Well-respected authority and former U.S. prosecutor Andy McCarthy had an engaging conversation on the popular news program ‘America’s Newsroom’ about recent comments by ex-White House spokesperson Jen Psaki on Hunter Biden’s public dialogue.
On Sunday, the anchor of MSNBC voiced her opinion stating that the public presentation from the President’s son in the hallowed chambers of Congress the previous week was less than advantageous for anyone residing in the White House.
McCarthy took the discussion further, discussing the current political framework of the President which, according to him, is already witnessing a severe clash with the legal trouble of his son. The crucial question here is whether this fallout could affect the President’s political strategies. The intersection of law, politics, and familial affairs certainly provides a riveting backdrop for this ongoing discourse.
Inevitably, the talk veered towards the indictments facing Hunter Biden, and how they could potentially alter the President’s political landscape. Andy McCarthy, who has witnessed many a legal turmoil, indicated that the real worry was before the junior Biden faced his indictments – an issue that should have been resolved in advance of becoming a public spectacle.
Indeed, Hunter Biden is not dealing with a single indictment, but two, making the situation doubly tense. This implies that he and his legal representatives would inevitably need to take the public stage, thus placing the President in an uncomfortable spotlight. As McCarthy admitted, this situation could prove grueling for a leader.
The timing of all these actions is certainly noteworthy. There seems to be a synchronicity in the events that are unfolding. David Axelrod, a respected political commentator, publicly wondered if it’d be better for Biden to refrain from running. Seemingly in tandem, a recent report from the Wall Street Journal hints at former President Obama echoing Axelrod’s sentiments.

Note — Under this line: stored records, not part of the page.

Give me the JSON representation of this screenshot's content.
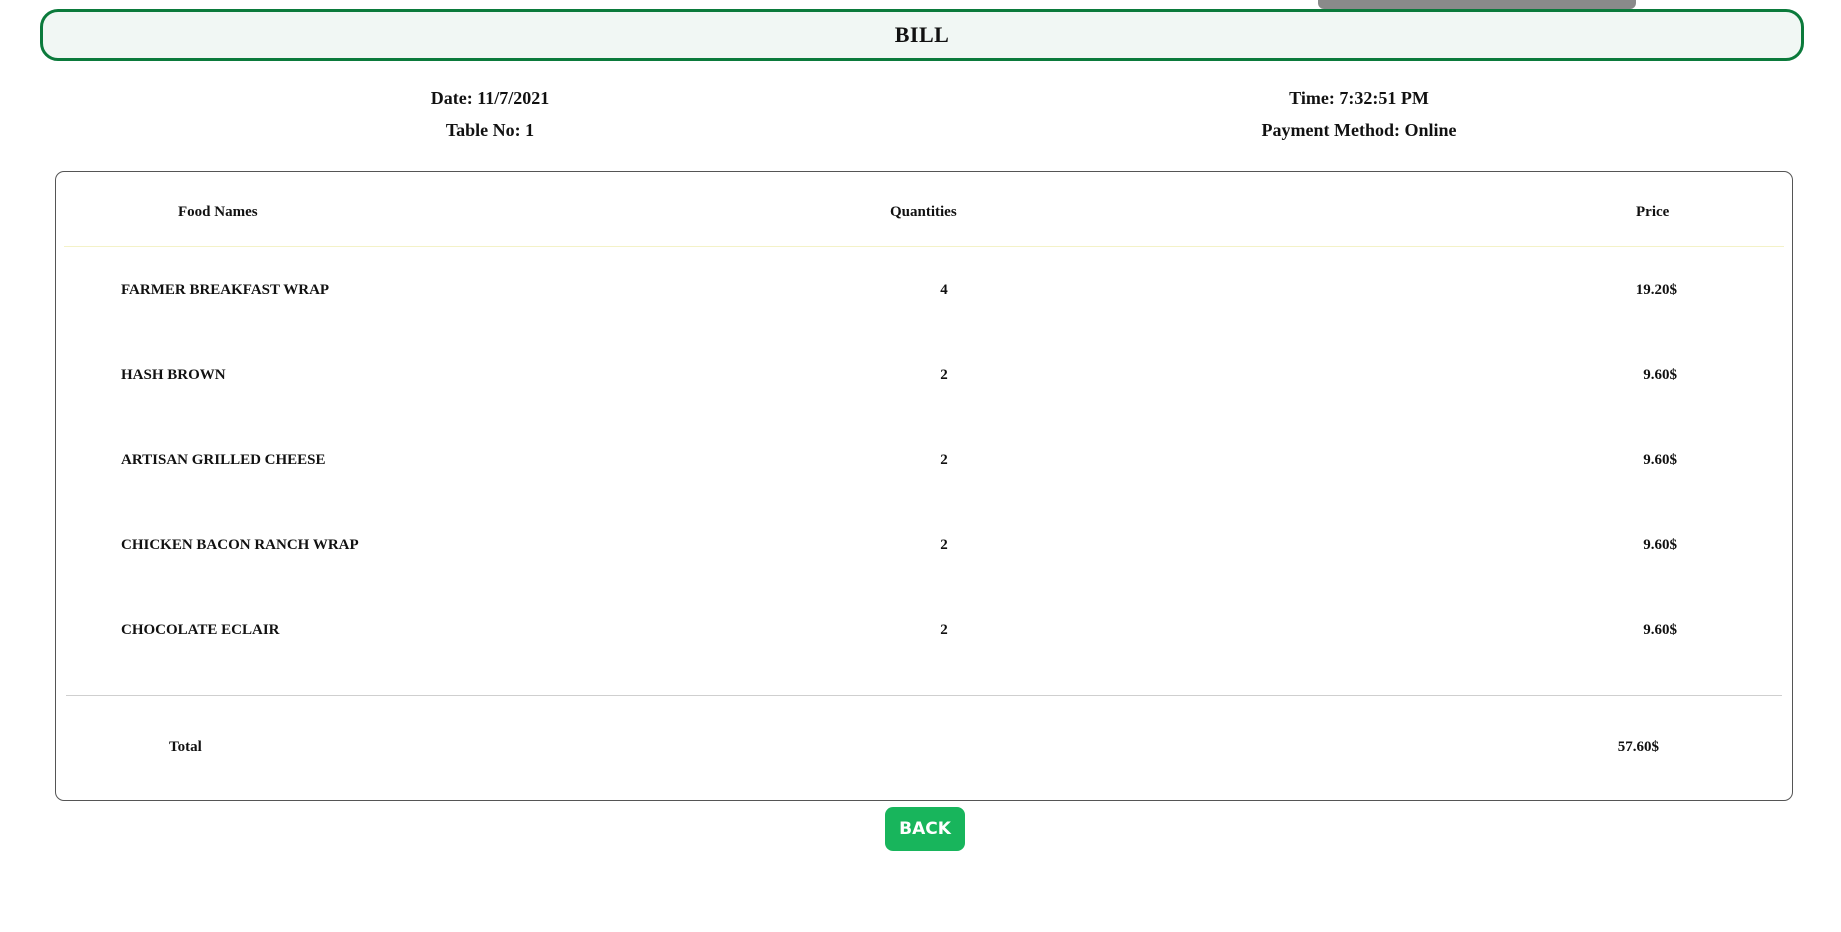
{
  "header": {
    "title": "BILL"
  },
  "meta": {
    "date": "Date: 11/7/2021",
    "table_no": "Table No: 1",
    "time": "Time: 7:32:51 PM",
    "payment_method": "Payment Method: Online"
  },
  "table": {
    "columns": [
      "Food Names",
      "Quantities",
      "Price"
    ],
    "rows": [
      {
        "name": "FARMER BREAKFAST WRAP",
        "quantity": "4",
        "price": "19.20$"
      },
      {
        "name": "HASH BROWN",
        "quantity": "2",
        "price": "9.60$"
      },
      {
        "name": "ARTISAN GRILLED CHEESE",
        "quantity": "2",
        "price": "9.60$"
      },
      {
        "name": "CHICKEN BACON RANCH WRAP",
        "quantity": "2",
        "price": "9.60$"
      },
      {
        "name": "CHOCOLATE ECLAIR",
        "quantity": "2",
        "price": "9.60$"
      }
    ],
    "total_label": "Total",
    "total_value": "57.60$"
  },
  "actions": {
    "back_label": "BACK"
  },
  "colors": {
    "header_border": "#0b7a3b",
    "header_background": "#f1f7f4",
    "back_button": "#18b55c"
  }
}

Furthermore, the news gets murkier with an additional two indictments in the fray. This is not what shocked McCarthy, though. It was the meticulous nature of the latest indictment – a comprehensive 4,000-word report. Undoubtedly, the preparation of such a detailed document requires weeks, highlighting the serious weight of the situation.
The report could have been delivered to the public whenever it was deemed necessary. Instead, it resurfaced at a critical juncture, stirring up dormant suspicions and concerns long thought to be put to rest by Joe Biden. Could this be more than a simple coincidence, or does it point to renewed, intense scrutiny of the President?
This comprehensive report drudges up aspects of the President’s history and his son that they both probably wished would remain buried. Like a spectre, the issues have returned to haunt them, particularly at this delicate time when a chorus of prominent Democrats suggests that Biden perhaps should step back.
Reflecting these tumultuous times, Jen Psaki expressed her concerns on Sunday. She stated that Hunter Biden’s active participation in public spectacles seems to be doing more harm than good for the President’s case. It would even appear that she subtly suggested that the son’s public appearances were unhelpful to the image of his father.
Psaki continued her commentary on the situation, reflecting a sense of sorrow and frustration that was likely shared by more than just her. It seems that the ideal solution for the White House, as Psaki put it, would be for Hunter Biden to be less present in the public eye at such a critical period.
Her comments hinted at an undercurrent of concern and weariness within the White House, poised on the precipice of a potentially troubling situation. Consequently, the general sentiment seems to suggest that they would prefer if Hunter chose to retreat from the spotlight, at least for the time being.
The shared narrative is clear: Hunter Biden’s public declarations and legal complications have created an unusual challenge for the presidency. Whether this will influence the Biden Administration’s strategies, policies, or even public approval ratings remains to be seen.